*** Given entries ***
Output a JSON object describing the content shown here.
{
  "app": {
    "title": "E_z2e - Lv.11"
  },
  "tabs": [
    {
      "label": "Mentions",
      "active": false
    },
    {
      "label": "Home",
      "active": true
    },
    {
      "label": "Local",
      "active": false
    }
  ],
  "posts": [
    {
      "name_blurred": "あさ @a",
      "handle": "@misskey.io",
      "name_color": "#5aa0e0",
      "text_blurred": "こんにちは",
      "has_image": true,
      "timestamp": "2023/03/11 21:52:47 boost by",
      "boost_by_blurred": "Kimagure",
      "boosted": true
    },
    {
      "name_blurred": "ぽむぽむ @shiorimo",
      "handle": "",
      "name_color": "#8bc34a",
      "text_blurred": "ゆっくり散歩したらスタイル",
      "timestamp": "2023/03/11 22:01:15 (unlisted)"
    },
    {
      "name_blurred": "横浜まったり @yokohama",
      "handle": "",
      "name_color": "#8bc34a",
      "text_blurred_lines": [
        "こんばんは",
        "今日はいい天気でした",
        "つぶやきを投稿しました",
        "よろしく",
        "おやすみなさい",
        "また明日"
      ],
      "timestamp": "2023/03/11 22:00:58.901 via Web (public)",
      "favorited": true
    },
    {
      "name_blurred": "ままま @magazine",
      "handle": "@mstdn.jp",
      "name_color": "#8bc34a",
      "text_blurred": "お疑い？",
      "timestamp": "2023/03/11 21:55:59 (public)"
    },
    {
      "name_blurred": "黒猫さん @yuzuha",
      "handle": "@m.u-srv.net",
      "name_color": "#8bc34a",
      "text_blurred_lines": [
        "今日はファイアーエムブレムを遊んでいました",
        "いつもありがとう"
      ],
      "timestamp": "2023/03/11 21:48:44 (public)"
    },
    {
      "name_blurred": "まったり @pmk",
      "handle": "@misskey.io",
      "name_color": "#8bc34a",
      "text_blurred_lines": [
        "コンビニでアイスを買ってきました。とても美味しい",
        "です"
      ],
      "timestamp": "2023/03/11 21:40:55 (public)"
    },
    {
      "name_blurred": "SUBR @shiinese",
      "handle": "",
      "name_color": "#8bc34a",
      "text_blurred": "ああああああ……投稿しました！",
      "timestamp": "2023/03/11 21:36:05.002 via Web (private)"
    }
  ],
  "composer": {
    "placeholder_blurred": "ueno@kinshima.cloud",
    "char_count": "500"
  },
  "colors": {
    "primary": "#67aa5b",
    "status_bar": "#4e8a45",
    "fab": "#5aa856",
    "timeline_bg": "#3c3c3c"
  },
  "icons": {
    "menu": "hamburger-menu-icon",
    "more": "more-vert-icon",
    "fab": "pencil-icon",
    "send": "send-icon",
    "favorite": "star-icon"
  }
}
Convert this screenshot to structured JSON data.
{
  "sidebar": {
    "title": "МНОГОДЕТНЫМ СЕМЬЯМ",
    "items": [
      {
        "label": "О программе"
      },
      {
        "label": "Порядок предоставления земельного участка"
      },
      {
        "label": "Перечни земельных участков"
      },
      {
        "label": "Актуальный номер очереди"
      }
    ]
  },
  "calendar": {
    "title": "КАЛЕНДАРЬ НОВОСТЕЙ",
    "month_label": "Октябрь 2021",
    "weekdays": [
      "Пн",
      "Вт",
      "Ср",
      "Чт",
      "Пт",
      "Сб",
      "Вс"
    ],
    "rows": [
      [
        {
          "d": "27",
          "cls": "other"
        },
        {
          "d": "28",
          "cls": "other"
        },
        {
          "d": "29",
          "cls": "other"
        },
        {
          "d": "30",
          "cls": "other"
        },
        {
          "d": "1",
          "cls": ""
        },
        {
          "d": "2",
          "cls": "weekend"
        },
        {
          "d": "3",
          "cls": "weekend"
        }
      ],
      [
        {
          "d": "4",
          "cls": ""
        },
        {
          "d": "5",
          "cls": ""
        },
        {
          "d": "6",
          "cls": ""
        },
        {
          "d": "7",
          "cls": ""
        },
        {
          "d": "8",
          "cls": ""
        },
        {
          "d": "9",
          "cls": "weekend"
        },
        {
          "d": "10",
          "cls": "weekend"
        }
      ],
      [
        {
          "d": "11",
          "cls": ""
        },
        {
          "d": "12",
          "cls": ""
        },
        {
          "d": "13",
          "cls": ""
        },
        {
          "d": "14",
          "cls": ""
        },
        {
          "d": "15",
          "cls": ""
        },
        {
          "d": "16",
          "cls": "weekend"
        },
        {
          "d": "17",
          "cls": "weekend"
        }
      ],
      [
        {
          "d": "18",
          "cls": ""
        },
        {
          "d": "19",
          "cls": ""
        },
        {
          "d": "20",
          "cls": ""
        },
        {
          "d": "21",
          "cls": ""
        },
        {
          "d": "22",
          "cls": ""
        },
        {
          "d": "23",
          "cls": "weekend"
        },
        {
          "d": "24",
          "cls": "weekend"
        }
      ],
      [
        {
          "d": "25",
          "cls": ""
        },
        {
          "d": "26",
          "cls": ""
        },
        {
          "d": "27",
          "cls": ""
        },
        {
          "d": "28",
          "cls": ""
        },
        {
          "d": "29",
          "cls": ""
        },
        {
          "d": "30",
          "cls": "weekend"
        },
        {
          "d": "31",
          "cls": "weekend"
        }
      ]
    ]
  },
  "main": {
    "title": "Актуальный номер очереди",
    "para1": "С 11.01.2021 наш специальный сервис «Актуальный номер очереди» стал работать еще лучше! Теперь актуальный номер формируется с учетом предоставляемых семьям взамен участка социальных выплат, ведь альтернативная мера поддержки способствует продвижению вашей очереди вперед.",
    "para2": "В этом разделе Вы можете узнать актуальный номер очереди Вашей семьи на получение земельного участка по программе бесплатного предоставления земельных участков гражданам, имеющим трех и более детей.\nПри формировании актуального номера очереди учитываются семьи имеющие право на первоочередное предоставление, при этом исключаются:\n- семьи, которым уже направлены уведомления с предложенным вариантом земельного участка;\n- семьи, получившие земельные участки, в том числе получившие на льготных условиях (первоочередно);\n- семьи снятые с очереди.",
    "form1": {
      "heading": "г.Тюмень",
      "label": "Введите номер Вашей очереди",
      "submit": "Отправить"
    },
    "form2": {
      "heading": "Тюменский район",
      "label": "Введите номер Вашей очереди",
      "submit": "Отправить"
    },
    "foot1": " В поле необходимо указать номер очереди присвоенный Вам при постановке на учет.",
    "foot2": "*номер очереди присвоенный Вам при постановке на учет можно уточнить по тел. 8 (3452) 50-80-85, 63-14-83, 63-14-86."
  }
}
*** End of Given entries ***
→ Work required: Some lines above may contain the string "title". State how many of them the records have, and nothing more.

→ The completed task: 4